A. C. Rehberger Co., est. 1912

Rehberger history

Museum Artifact: Novelty Lion Paperweight / Statuette, 1919

Made By: Rehberger Manufacturing Company / A. C. Rehberger Co., 1217 W. Webster Ave., Chicago, IL [Lincoln Park]

Research is underway on this one and a full write-up will be coming soon.

9 thoughts on “A. C. Rehberger Co., est. 1912

  1. I just bought a very cool bust of Theodore Roosevelt that is marked with his name on the front. On the back it says”Roosevelt Hotel Hollywood” and in very small font “REHERBERGER MFG CO CHICAGO”.
    I am curious how old it is and when the manufacturer went out of business. – Thank you! John Hoxie

  2. I have a Piggy Bank made up to look like an old refrigerator. It is 4 inches tall and 1 1/2 In by 2 Inches. It say Frigadare on the front, and has a slot on the back to insert coins. On the bottom is stamped A. C. Rehberger Co, Chicago.
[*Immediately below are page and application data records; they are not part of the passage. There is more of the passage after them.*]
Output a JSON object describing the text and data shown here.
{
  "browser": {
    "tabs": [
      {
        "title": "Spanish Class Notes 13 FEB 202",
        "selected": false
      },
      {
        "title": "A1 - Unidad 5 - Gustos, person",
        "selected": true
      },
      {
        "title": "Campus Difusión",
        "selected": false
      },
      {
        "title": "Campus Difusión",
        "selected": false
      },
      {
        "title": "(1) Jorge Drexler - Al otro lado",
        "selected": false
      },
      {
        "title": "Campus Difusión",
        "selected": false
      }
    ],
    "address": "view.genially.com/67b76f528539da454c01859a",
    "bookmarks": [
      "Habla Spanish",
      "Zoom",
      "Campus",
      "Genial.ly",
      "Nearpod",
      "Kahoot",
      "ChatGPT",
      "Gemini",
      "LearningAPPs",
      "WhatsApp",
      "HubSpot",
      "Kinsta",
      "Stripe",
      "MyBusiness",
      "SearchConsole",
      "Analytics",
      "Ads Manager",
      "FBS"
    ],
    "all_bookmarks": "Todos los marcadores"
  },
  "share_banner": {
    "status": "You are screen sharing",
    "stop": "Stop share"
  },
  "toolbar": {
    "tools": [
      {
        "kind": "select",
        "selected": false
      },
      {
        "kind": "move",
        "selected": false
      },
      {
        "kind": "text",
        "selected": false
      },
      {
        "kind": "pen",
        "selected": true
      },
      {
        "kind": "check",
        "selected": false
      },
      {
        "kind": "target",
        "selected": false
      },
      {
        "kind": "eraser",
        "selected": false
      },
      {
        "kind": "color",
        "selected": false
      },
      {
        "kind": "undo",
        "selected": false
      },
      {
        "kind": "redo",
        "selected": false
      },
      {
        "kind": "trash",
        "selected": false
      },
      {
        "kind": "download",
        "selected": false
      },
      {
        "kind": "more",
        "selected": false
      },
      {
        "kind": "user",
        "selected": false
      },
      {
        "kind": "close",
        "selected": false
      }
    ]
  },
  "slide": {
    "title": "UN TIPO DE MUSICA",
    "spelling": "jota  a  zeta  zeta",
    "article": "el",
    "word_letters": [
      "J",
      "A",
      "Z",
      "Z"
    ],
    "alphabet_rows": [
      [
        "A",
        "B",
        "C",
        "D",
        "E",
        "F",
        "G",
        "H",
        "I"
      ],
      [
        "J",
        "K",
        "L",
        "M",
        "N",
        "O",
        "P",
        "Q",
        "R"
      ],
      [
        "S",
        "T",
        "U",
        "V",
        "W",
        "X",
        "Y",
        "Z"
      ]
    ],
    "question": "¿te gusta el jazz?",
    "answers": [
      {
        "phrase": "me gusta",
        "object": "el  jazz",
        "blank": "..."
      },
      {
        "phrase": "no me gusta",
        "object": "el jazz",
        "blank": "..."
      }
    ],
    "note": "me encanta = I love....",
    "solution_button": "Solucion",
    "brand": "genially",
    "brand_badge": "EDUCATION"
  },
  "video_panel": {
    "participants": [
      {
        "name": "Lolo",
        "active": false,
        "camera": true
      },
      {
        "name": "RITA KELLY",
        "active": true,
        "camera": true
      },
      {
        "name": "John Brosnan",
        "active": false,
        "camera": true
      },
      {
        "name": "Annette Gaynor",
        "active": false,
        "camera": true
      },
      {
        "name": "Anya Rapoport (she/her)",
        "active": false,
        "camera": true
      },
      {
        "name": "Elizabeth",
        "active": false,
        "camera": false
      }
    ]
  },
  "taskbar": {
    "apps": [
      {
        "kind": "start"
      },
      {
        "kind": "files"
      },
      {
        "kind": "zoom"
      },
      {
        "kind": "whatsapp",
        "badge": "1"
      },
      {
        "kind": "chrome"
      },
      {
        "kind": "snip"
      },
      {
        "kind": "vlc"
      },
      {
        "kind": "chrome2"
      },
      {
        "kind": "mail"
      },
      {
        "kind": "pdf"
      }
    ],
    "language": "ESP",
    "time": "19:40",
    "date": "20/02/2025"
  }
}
If anyone can tell anything about this bank I would greatly appreciate it.
    Ben Phillips

  3. Hello, I have what looks like a salesman’s sample of a piano made by Rehberger Mfg. Co., Chicago. It’s in very good condition. If anyone knows anything about this item, please let me.

  4. A. C. Rehberger also made a wide variety of railroad rolling stock as well as locomotives. Examples are freight cars of different types such as log cars and tank cars and steam, diesel and electric locomotives. The tooling for these remained in producton for decades, with early versions on diecast spelter or zinc bases, and later versions plated in bronze or weathered brass tone and mounted on a wood base. One example of creative tooling reuse is the highly collectible A. C. Rehberger mixed freight train, a ‘Prairie’-style steam locomotive leading 3 assorted ACR freight cars. Interestingly there’s no crew car or caboose at the end- the “train” consisted of components made from existing tooling applied to a long rail roadbed base, and ACR had never tooled up a separate caboose. Customers for the freight cars appeared to be the producers or shippers themselves, based on the script typically debossed on the metal base. By contrast, the locomotives appeared to be intended as handouts for major railroad industry executives, since there was often a descriptive legend indicating the specific engine type, its railroad and sometimes its use. ACR’s main competitor in the early years of this market was Van Gytenbeek, a New York diecasting company. Van Gytenbeek also made an extensive line of railroad subjects, primarily locomotives, as promotional gifts for the same intended customers; In the later years, it would appear that ACR actually copied tooling, with minor modifications, from some of the Van Gytenbeek models; this is apparent in side-by-side comparison of each company’s version of the ‘DeWitt Clinton’. Where Van Gytenbeek also manufactured an extensive catalog of architectural subjects for promotional use, ACR produced a variety of figural subjects, apparent intended for use as awards or ceremonial mementos.

  5. I have a metal (brass plated possibly) with plastic base trophy my father won for horse jumping dated Dec.12, 1955. IT says his name and FIRST PLACE JUMPING- PARKWAYS ANNUAL FALL HORSE SHOW that took place in Chicago, Ill .
    It’s portrays a horse jumping over a hedge.Pretty cool!

    The trophy is made by REH CRAFT: A.C.Rehberger Co. Chicago 14, ILL

    Charley Barranco

  6. I bought a A.C. Rehberger Company lamp, a decal on the inside of the base says REH CRAFT. It has 3 vintage looking cast football player around the base of the lamp. Just looking for any information about the company or the lamp

  7. I have an Iron Foreman “ink pen” desk set. No names anywhere. It is a very crisp molded piece. I’m trying to find out something about it. My thoughts are that some higher up in a cole company had one made and reproductions of it started showing up on ashtrays. That is only a WAG, but a well reasoned out one.

  8. Hi, did you know Rehberger also made detailed cast airplane models, notably the Boeing 314 Clipper and Boeing 247 transport. They are highly sought after by airplane ashtray collectors. I am trying to find out more about them.

If you have any questions or insights related to this product or the manufacturer, please share a comment below.

Your email address will not be published. Required fields are marked *